* [Task directions]
Read through the listing below and copy each line in which the word "posts" occurs.
Content starts
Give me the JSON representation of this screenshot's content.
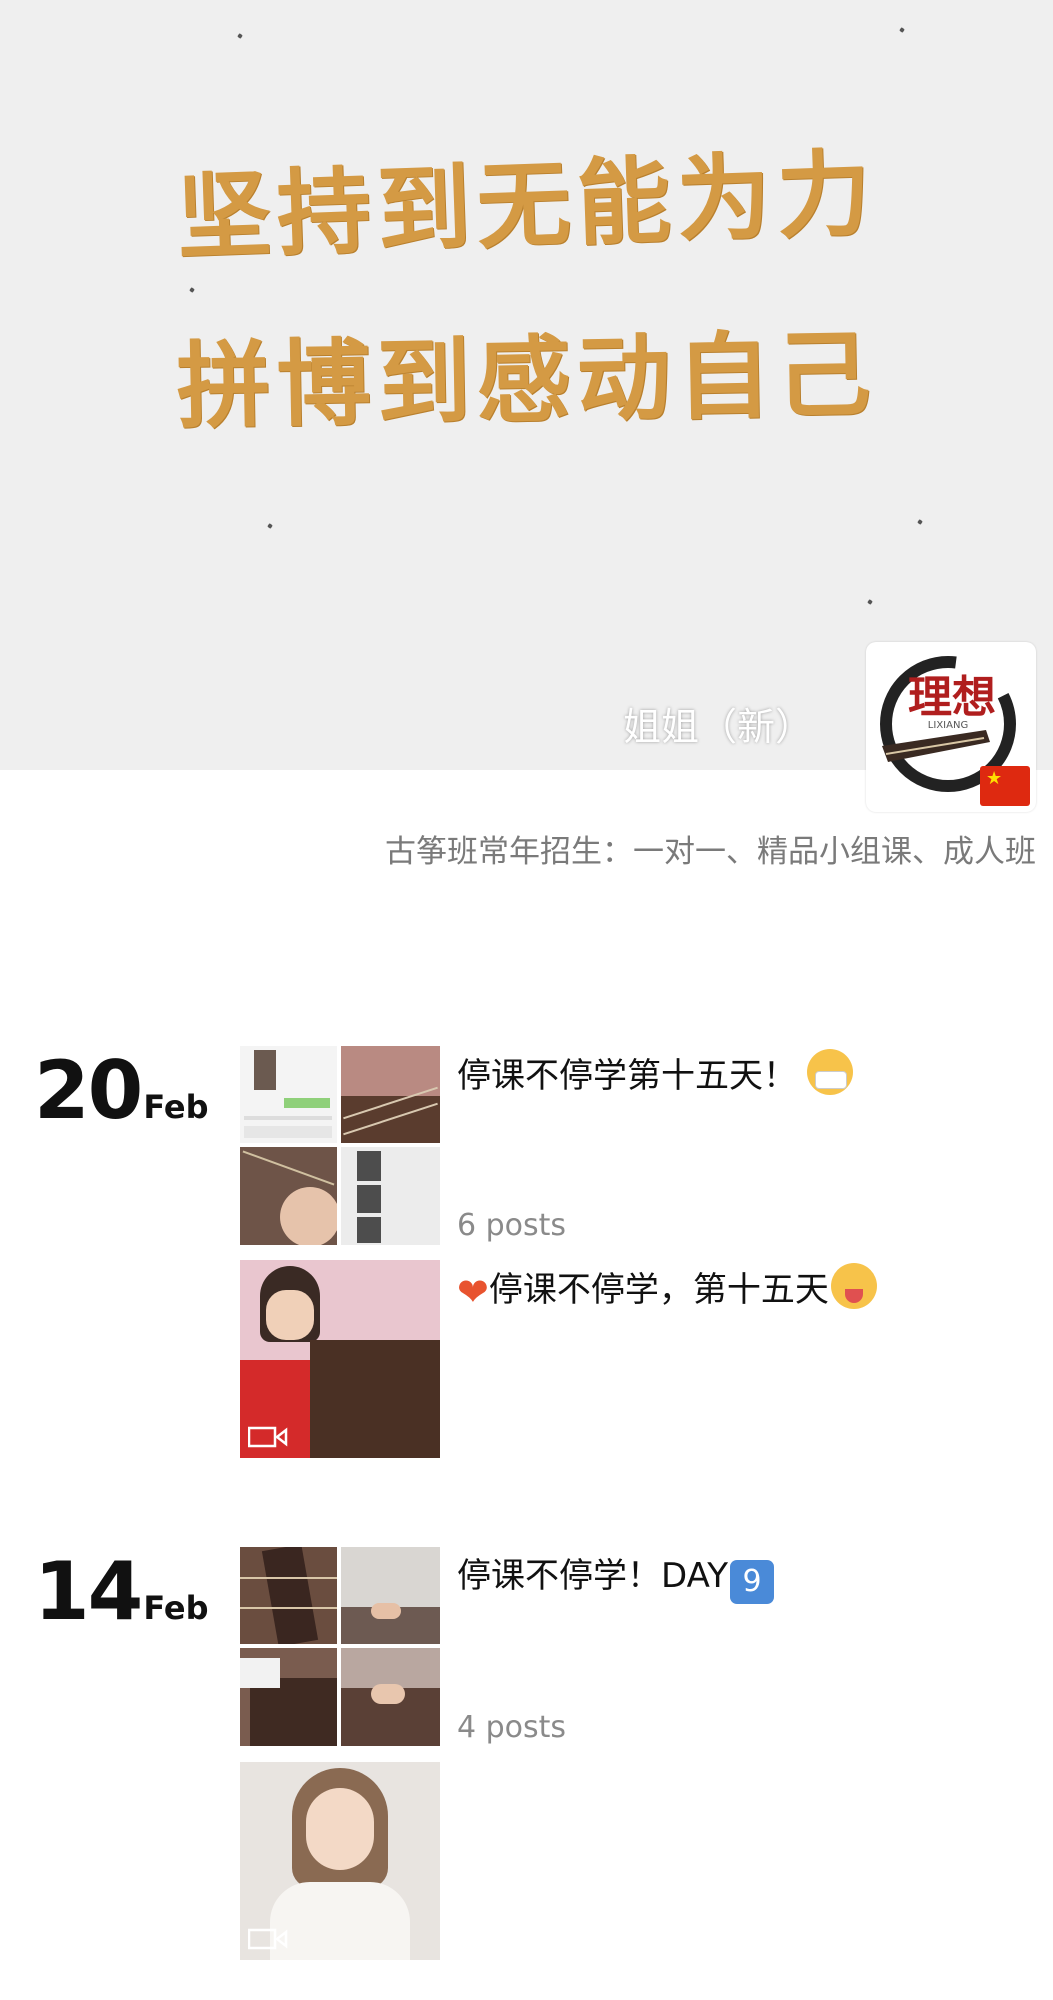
{
  "cover": {
    "slogan_line1": "坚持到无能为力",
    "slogan_line2": "拼博到感动自己",
    "accent_color": "#d49a44"
  },
  "profile": {
    "name": "姐姐（新）",
    "avatar_text": "理想",
    "avatar_subtext": "LIXIANG",
    "flag_icon": "china-flag-icon",
    "signature": "古筝班常年招生：一对一、精品小组课、成人班"
  },
  "entries": [
    {
      "day": "20",
      "month": "Feb",
      "posts": [
        {
          "title": "停课不停学第十五天！",
          "emoji": "mask-face-emoji",
          "count": "6 posts",
          "kind": "grid"
        },
        {
          "title": "停课不停学，第十五天",
          "leading_emoji": "❤",
          "emoji": "hot-face-emoji",
          "kind": "video"
        }
      ]
    },
    {
      "day": "14",
      "month": "Feb",
      "posts": [
        {
          "title": "停课不停学！DAY",
          "keycap": "9",
          "count": "4 posts",
          "kind": "grid"
        },
        {
          "title": "",
          "kind": "video"
        }
      ]
    }
  ]
}
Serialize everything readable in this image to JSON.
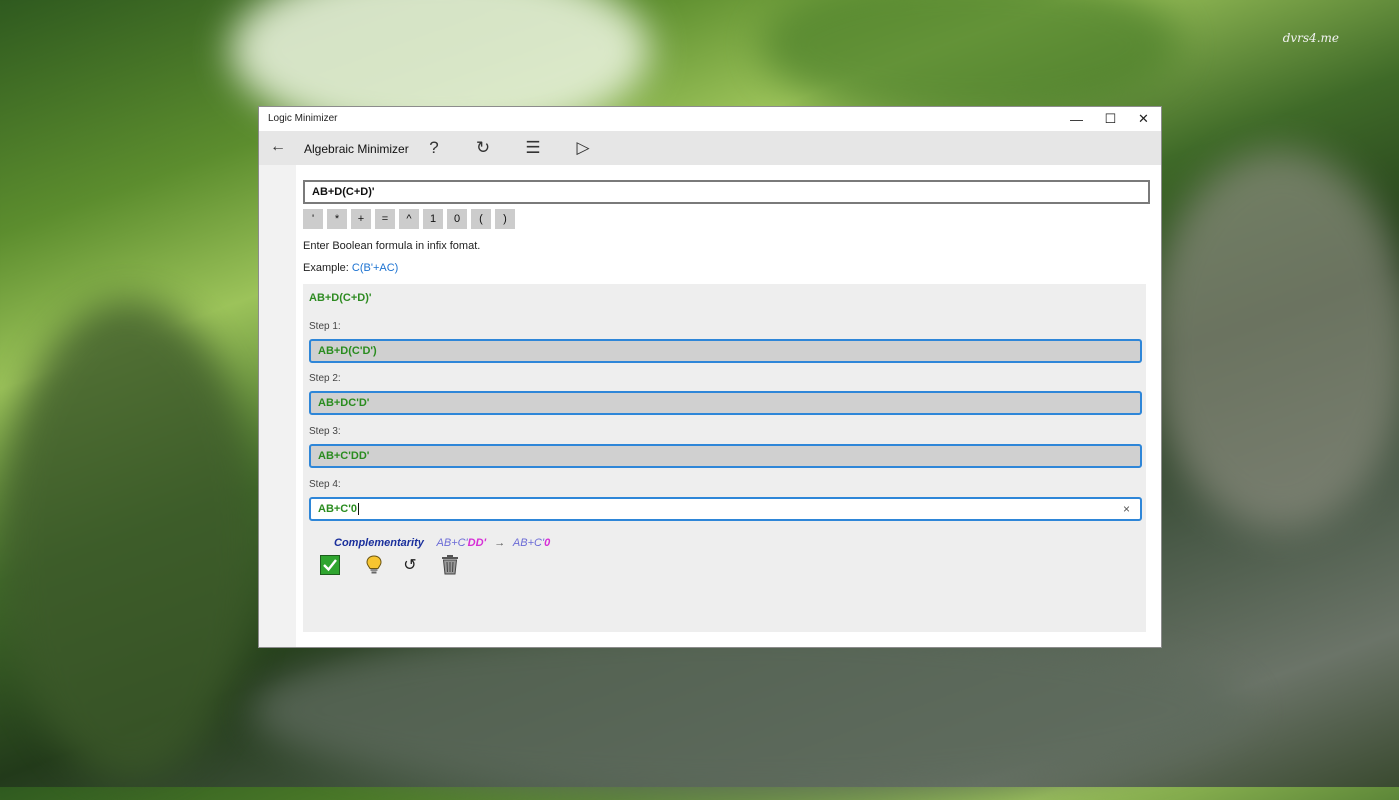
{
  "desktop": {
    "watermark": "dvrs4.me"
  },
  "window": {
    "title": "Logic Minimizer",
    "controls": {
      "minimize": "—",
      "maximize": "☐",
      "close": "✕"
    }
  },
  "toolbar": {
    "back_icon": "←",
    "title": "Algebraic Minimizer",
    "help_icon": "?",
    "refresh_icon": "↻",
    "list_icon": "☰",
    "play_icon": "▷"
  },
  "input": {
    "value": "AB+D(C+D)'"
  },
  "keys": [
    "'",
    "*",
    "+",
    "=",
    "^",
    "1",
    "0",
    "(",
    ")"
  ],
  "hint": "Enter Boolean formula in infix fomat.",
  "example": {
    "label": "Example: ",
    "value": "C(B'+AC)"
  },
  "results": {
    "original": "AB+D(C+D)'",
    "steps": [
      {
        "label": "Step 1:",
        "value": "AB+D(C'D')"
      },
      {
        "label": "Step 2:",
        "value": "AB+DC'D'"
      },
      {
        "label": "Step 3:",
        "value": "AB+C'DD'"
      },
      {
        "label": "Step 4:",
        "value": "AB+C'0"
      }
    ],
    "clear_icon": "×",
    "rule": {
      "name": "Complementarity",
      "from_prefix": "AB+C'",
      "from_highlight": "DD'",
      "arrow": "→",
      "to_prefix": "AB+C'",
      "to_highlight": "0"
    }
  },
  "actions": {
    "accept_icon": "checkbox-check-icon",
    "hint_icon": "lightbulb-icon",
    "undo_icon": "↺",
    "delete_icon": "trash-icon"
  },
  "colors": {
    "accent": "#2e86d8",
    "result_green": "#2e8b22",
    "rule_name": "#1a2f9c",
    "rule_highlight": "#d62fd6",
    "link": "#1b72d1"
  }
}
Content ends
* [Exercise result]
      "posts": [
          "count": "6 posts",
      "posts": [
          "count": "4 posts",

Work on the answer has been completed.